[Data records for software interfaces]
━━━━━━

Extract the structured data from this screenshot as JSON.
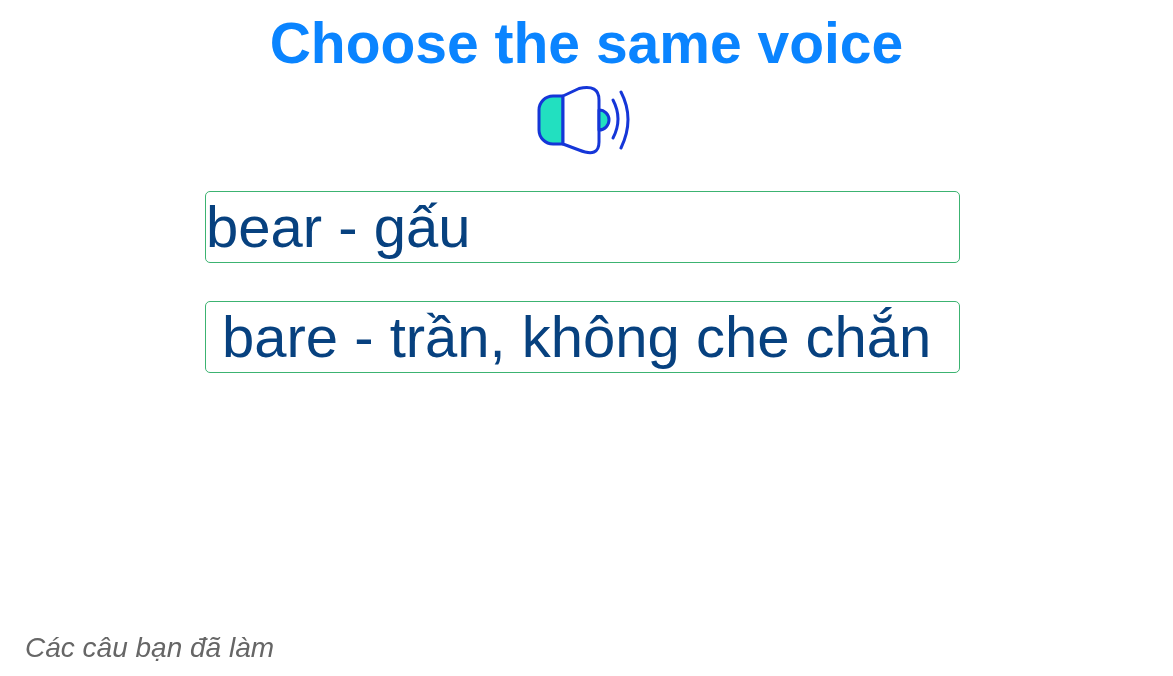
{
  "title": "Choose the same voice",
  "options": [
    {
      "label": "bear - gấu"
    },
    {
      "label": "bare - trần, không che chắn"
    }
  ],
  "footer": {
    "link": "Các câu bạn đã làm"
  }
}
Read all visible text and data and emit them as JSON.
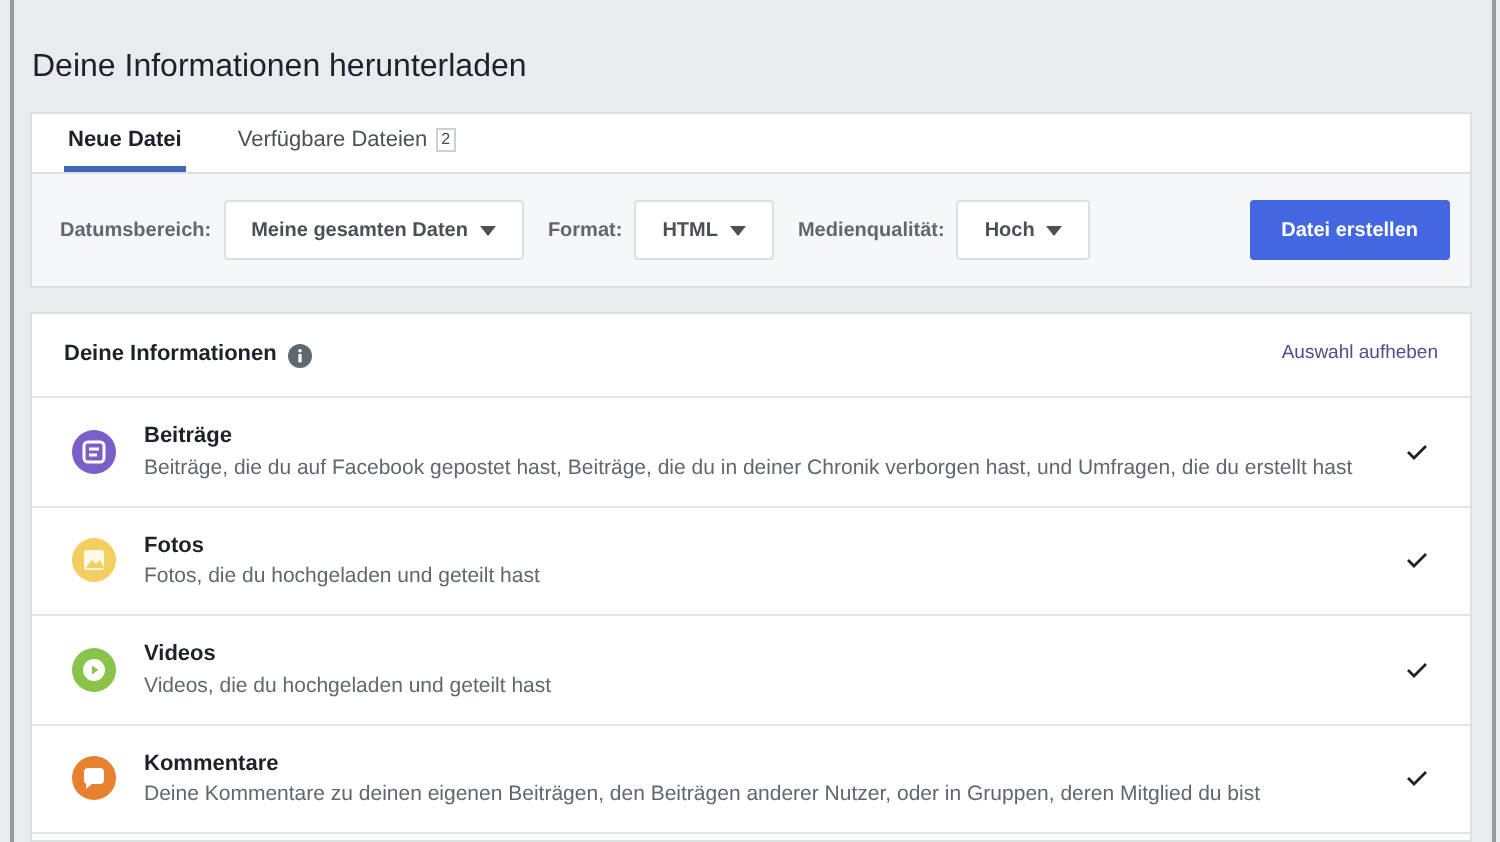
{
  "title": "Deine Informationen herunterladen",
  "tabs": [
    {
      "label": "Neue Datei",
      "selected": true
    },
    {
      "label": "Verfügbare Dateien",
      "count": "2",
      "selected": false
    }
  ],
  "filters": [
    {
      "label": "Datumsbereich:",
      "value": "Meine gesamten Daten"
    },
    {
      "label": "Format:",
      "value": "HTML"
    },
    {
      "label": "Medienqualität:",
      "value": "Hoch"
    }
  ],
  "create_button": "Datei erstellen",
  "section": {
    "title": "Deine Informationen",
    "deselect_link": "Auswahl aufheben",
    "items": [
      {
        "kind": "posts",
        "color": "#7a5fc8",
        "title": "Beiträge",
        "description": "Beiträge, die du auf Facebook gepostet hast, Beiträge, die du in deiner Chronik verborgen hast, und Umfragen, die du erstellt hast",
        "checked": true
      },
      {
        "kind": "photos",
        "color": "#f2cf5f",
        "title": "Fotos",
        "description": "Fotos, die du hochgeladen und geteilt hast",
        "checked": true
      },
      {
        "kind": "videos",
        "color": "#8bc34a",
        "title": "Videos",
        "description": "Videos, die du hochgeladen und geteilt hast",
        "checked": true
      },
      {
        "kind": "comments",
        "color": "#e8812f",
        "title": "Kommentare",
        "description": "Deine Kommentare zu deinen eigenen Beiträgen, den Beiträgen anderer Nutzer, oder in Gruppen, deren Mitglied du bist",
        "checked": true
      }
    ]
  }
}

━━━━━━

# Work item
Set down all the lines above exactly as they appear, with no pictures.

# Reply to the exercise
Extract the structured data from this screenshot as JSON.
{
  "title": "Choose the same voice",
  "options": [
    {
      "label": "bear - gấu"
    },
    {
      "label": "bare - trần, không che chắn"
    }
  ],
  "footer": {
    "link": "Các câu bạn đã làm"
  }
}
Read all visible text and data and emit them as JSON.
{
  "title": "Deine Informationen herunterladen",
  "tabs": [
    {
      "label": "Neue Datei",
      "selected": true
    },
    {
      "label": "Verfügbare Dateien",
      "count": "2",
      "selected": false
    }
  ],
  "filters": [
    {
      "label": "Datumsbereich:",
      "value": "Meine gesamten Daten"
    },
    {
      "label": "Format:",
      "value": "HTML"
    },
    {
      "label": "Medienqualität:",
      "value": "Hoch"
    }
  ],
  "create_button": "Datei erstellen",
  "section": {
    "title": "Deine Informationen",
    "deselect_link": "Auswahl aufheben",
    "items": [
      {
        "kind": "posts",
        "color": "#7a5fc8",
        "title": "Beiträge",
        "description": "Beiträge, die du auf Facebook gepostet hast, Beiträge, die du in deiner Chronik verborgen hast, und Umfragen, die du erstellt hast",
        "checked": true
      },
      {
        "kind": "photos",
        "color": "#f2cf5f",
        "title": "Fotos",
        "description": "Fotos, die du hochgeladen und geteilt hast",
        "checked": true
      },
      {
        "kind": "videos",
        "color": "#8bc34a",
        "title": "Videos",
        "description": "Videos, die du hochgeladen und geteilt hast",
        "checked": true
      },
      {
        "kind": "comments",
        "color": "#e8812f",
        "title": "Kommentare",
        "description": "Deine Kommentare zu deinen eigenen Beiträgen, den Beiträgen anderer Nutzer, oder in Gruppen, deren Mitglied du bist",
        "checked": true
      }
    ]
  }
}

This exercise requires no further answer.